> _Exercise aim_
The reply should match the listing below character for character, except that no image is carried over.

___ Source records ___

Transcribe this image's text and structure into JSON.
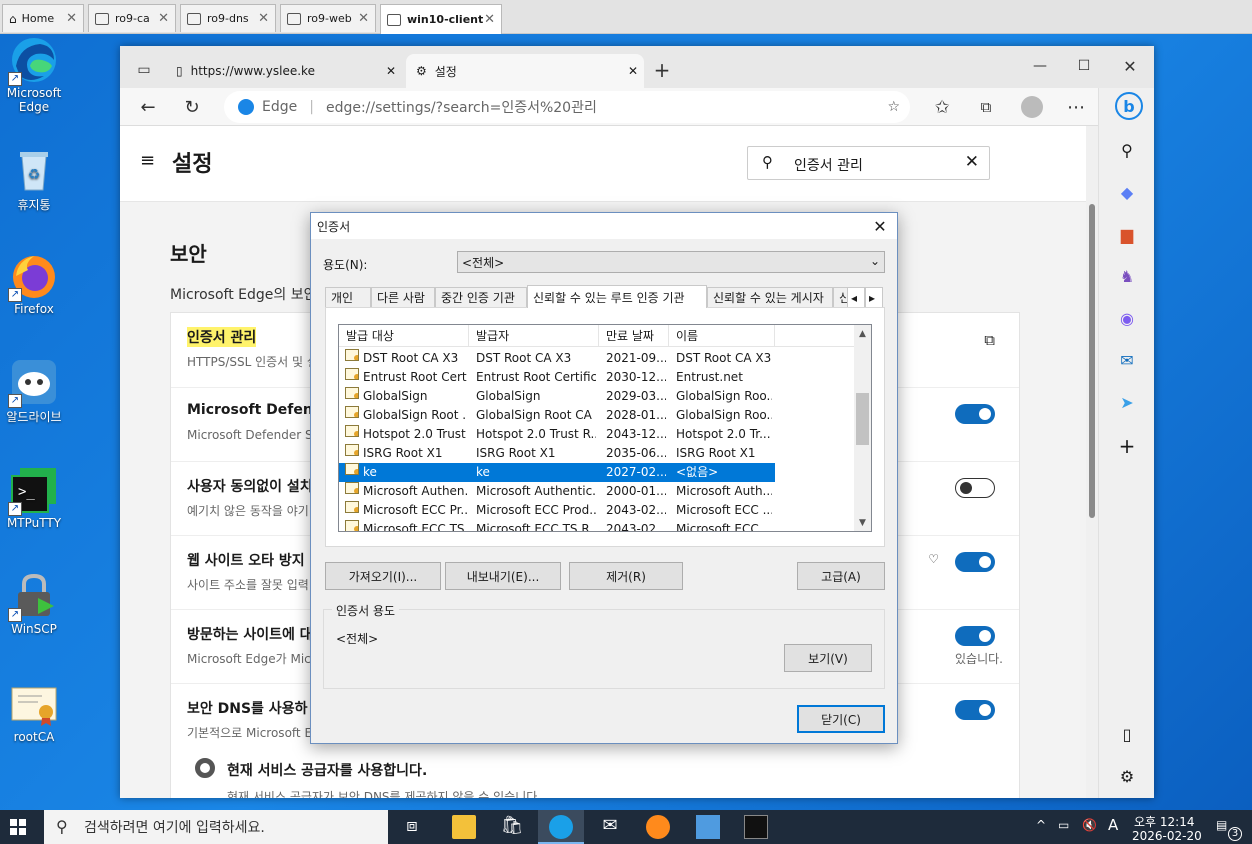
{
  "vm_tabs": [
    {
      "label": "Home"
    },
    {
      "label": "ro9-ca"
    },
    {
      "label": "ro9-dns"
    },
    {
      "label": "ro9-web"
    },
    {
      "label": "win10-client"
    }
  ],
  "desktop_icons": [
    {
      "label": "Microsoft Edge"
    },
    {
      "label": "휴지통"
    },
    {
      "label": "Firefox"
    },
    {
      "label": "알드라이브"
    },
    {
      "label": "MTPuTTY"
    },
    {
      "label": "WinSCP"
    },
    {
      "label": "rootCA"
    }
  ],
  "browser": {
    "tab1_title": "https://www.yslee.ke",
    "tab2_title": "설정",
    "edge_label": "Edge",
    "url": "edge://settings/?search=인증서%20관리"
  },
  "settings": {
    "title": "설정",
    "search_value": "인증서 관리",
    "section_title": "보안",
    "section_desc": "Microsoft Edge의 보안",
    "rows": [
      {
        "title": "인증서 관리",
        "desc": "HTTPS/SSL 인증서 및 설"
      },
      {
        "title": "Microsoft Defende",
        "desc": "Microsoft Defender Sm"
      },
      {
        "title": "사용자 동의없이 설치",
        "desc": "예기치 않은 동작을 야기"
      },
      {
        "title": "웹 사이트 오타 방지",
        "desc": "사이트 주소를 잘못 입력"
      },
      {
        "title": "방문하는 사이트에 대",
        "desc": "Microsoft Edge가 Micro",
        "desc_tail": "있습니다."
      },
      {
        "title": "보안 DNS를 사용하",
        "desc": "기본적으로 Microsoft E"
      }
    ],
    "radio_label": "현재 서비스 공급자를 사용합니다.",
    "radio_desc": "현재 서비스 공급자가 보안 DNS를 제공하지 않을 수 있습니다."
  },
  "dialog": {
    "title": "인증서",
    "purpose_label": "용도(N):",
    "purpose_value": "<전체>",
    "tabs": [
      "개인",
      "다른 사람",
      "중간 인증 기관",
      "신뢰할 수 있는 루트 인증 기관",
      "신뢰할 수 있는 게시자",
      "신"
    ],
    "columns": [
      "발급 대상",
      "발급자",
      "만료 날짜",
      "이름"
    ],
    "rows": [
      {
        "to": "DST Root CA X3",
        "by": "DST Root CA X3",
        "exp": "2021-09...",
        "name": "DST Root CA X3"
      },
      {
        "to": "Entrust Root Certi...",
        "by": "Entrust Root Certific...",
        "exp": "2030-12...",
        "name": "Entrust.net"
      },
      {
        "to": "GlobalSign",
        "by": "GlobalSign",
        "exp": "2029-03...",
        "name": "GlobalSign Roo..."
      },
      {
        "to": "GlobalSign Root ...",
        "by": "GlobalSign Root CA",
        "exp": "2028-01...",
        "name": "GlobalSign Roo..."
      },
      {
        "to": "Hotspot 2.0 Trust...",
        "by": "Hotspot 2.0 Trust R...",
        "exp": "2043-12...",
        "name": "Hotspot 2.0 Tr..."
      },
      {
        "to": "ISRG Root X1",
        "by": "ISRG Root X1",
        "exp": "2035-06...",
        "name": "ISRG Root X1"
      },
      {
        "to": "ke",
        "by": "ke",
        "exp": "2027-02...",
        "name": "<없음>",
        "selected": true
      },
      {
        "to": "Microsoft Authen...",
        "by": "Microsoft Authentic...",
        "exp": "2000-01...",
        "name": "Microsoft Auth..."
      },
      {
        "to": "Microsoft ECC Pr...",
        "by": "Microsoft ECC Prod...",
        "exp": "2043-02...",
        "name": "Microsoft ECC ..."
      },
      {
        "to": "Microsoft ECC TS...",
        "by": "Microsoft ECC TS R...",
        "exp": "2043-02...",
        "name": "Microsoft ECC ..."
      }
    ],
    "import_label": "가져오기(I)...",
    "export_label": "내보내기(E)...",
    "remove_label": "제거(R)",
    "advanced_label": "고급(A)",
    "purposes_group": "인증서 용도",
    "purposes_value": "<전체>",
    "view_label": "보기(V)",
    "close_label": "닫기(C)"
  },
  "taskbar": {
    "search_placeholder": "검색하려면 여기에 입력하세요.",
    "ampm_time": "오후 12:14",
    "date": "2026-02-20",
    "ime": "A",
    "notif_count": "3"
  }
}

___

> _Solution_
Transcribe this image's text and structure into JSON.
{
  "vm_tabs": [
    {
      "label": "Home"
    },
    {
      "label": "ro9-ca"
    },
    {
      "label": "ro9-dns"
    },
    {
      "label": "ro9-web"
    },
    {
      "label": "win10-client"
    }
  ],
  "desktop_icons": [
    {
      "label": "Microsoft Edge"
    },
    {
      "label": "휴지통"
    },
    {
      "label": "Firefox"
    },
    {
      "label": "알드라이브"
    },
    {
      "label": "MTPuTTY"
    },
    {
      "label": "WinSCP"
    },
    {
      "label": "rootCA"
    }
  ],
  "browser": {
    "tab1_title": "https://www.yslee.ke",
    "tab2_title": "설정",
    "edge_label": "Edge",
    "url": "edge://settings/?search=인증서%20관리"
  },
  "settings": {
    "title": "설정",
    "search_value": "인증서 관리",
    "section_title": "보안",
    "section_desc": "Microsoft Edge의 보안",
    "rows": [
      {
        "title": "인증서 관리",
        "desc": "HTTPS/SSL 인증서 및 설"
      },
      {
        "title": "Microsoft Defende",
        "desc": "Microsoft Defender Sm"
      },
      {
        "title": "사용자 동의없이 설치",
        "desc": "예기치 않은 동작을 야기"
      },
      {
        "title": "웹 사이트 오타 방지",
        "desc": "사이트 주소를 잘못 입력"
      },
      {
        "title": "방문하는 사이트에 대",
        "desc": "Microsoft Edge가 Micro",
        "desc_tail": "있습니다."
      },
      {
        "title": "보안 DNS를 사용하",
        "desc": "기본적으로 Microsoft E"
      }
    ],
    "radio_label": "현재 서비스 공급자를 사용합니다.",
    "radio_desc": "현재 서비스 공급자가 보안 DNS를 제공하지 않을 수 있습니다."
  },
  "dialog": {
    "title": "인증서",
    "purpose_label": "용도(N):",
    "purpose_value": "<전체>",
    "tabs": [
      "개인",
      "다른 사람",
      "중간 인증 기관",
      "신뢰할 수 있는 루트 인증 기관",
      "신뢰할 수 있는 게시자",
      "신"
    ],
    "columns": [
      "발급 대상",
      "발급자",
      "만료 날짜",
      "이름"
    ],
    "rows": [
      {
        "to": "DST Root CA X3",
        "by": "DST Root CA X3",
        "exp": "2021-09...",
        "name": "DST Root CA X3"
      },
      {
        "to": "Entrust Root Certi...",
        "by": "Entrust Root Certific...",
        "exp": "2030-12...",
        "name": "Entrust.net"
      },
      {
        "to": "GlobalSign",
        "by": "GlobalSign",
        "exp": "2029-03...",
        "name": "GlobalSign Roo..."
      },
      {
        "to": "GlobalSign Root ...",
        "by": "GlobalSign Root CA",
        "exp": "2028-01...",
        "name": "GlobalSign Roo..."
      },
      {
        "to": "Hotspot 2.0 Trust...",
        "by": "Hotspot 2.0 Trust R...",
        "exp": "2043-12...",
        "name": "Hotspot 2.0 Tr..."
      },
      {
        "to": "ISRG Root X1",
        "by": "ISRG Root X1",
        "exp": "2035-06...",
        "name": "ISRG Root X1"
      },
      {
        "to": "ke",
        "by": "ke",
        "exp": "2027-02...",
        "name": "<없음>",
        "selected": true
      },
      {
        "to": "Microsoft Authen...",
        "by": "Microsoft Authentic...",
        "exp": "2000-01...",
        "name": "Microsoft Auth..."
      },
      {
        "to": "Microsoft ECC Pr...",
        "by": "Microsoft ECC Prod...",
        "exp": "2043-02...",
        "name": "Microsoft ECC ..."
      },
      {
        "to": "Microsoft ECC TS...",
        "by": "Microsoft ECC TS R...",
        "exp": "2043-02...",
        "name": "Microsoft ECC ..."
      }
    ],
    "import_label": "가져오기(I)...",
    "export_label": "내보내기(E)...",
    "remove_label": "제거(R)",
    "advanced_label": "고급(A)",
    "purposes_group": "인증서 용도",
    "purposes_value": "<전체>",
    "view_label": "보기(V)",
    "close_label": "닫기(C)"
  },
  "taskbar": {
    "search_placeholder": "검색하려면 여기에 입력하세요.",
    "ampm_time": "오후 12:14",
    "date": "2026-02-20",
    "ime": "A",
    "notif_count": "3"
  }
}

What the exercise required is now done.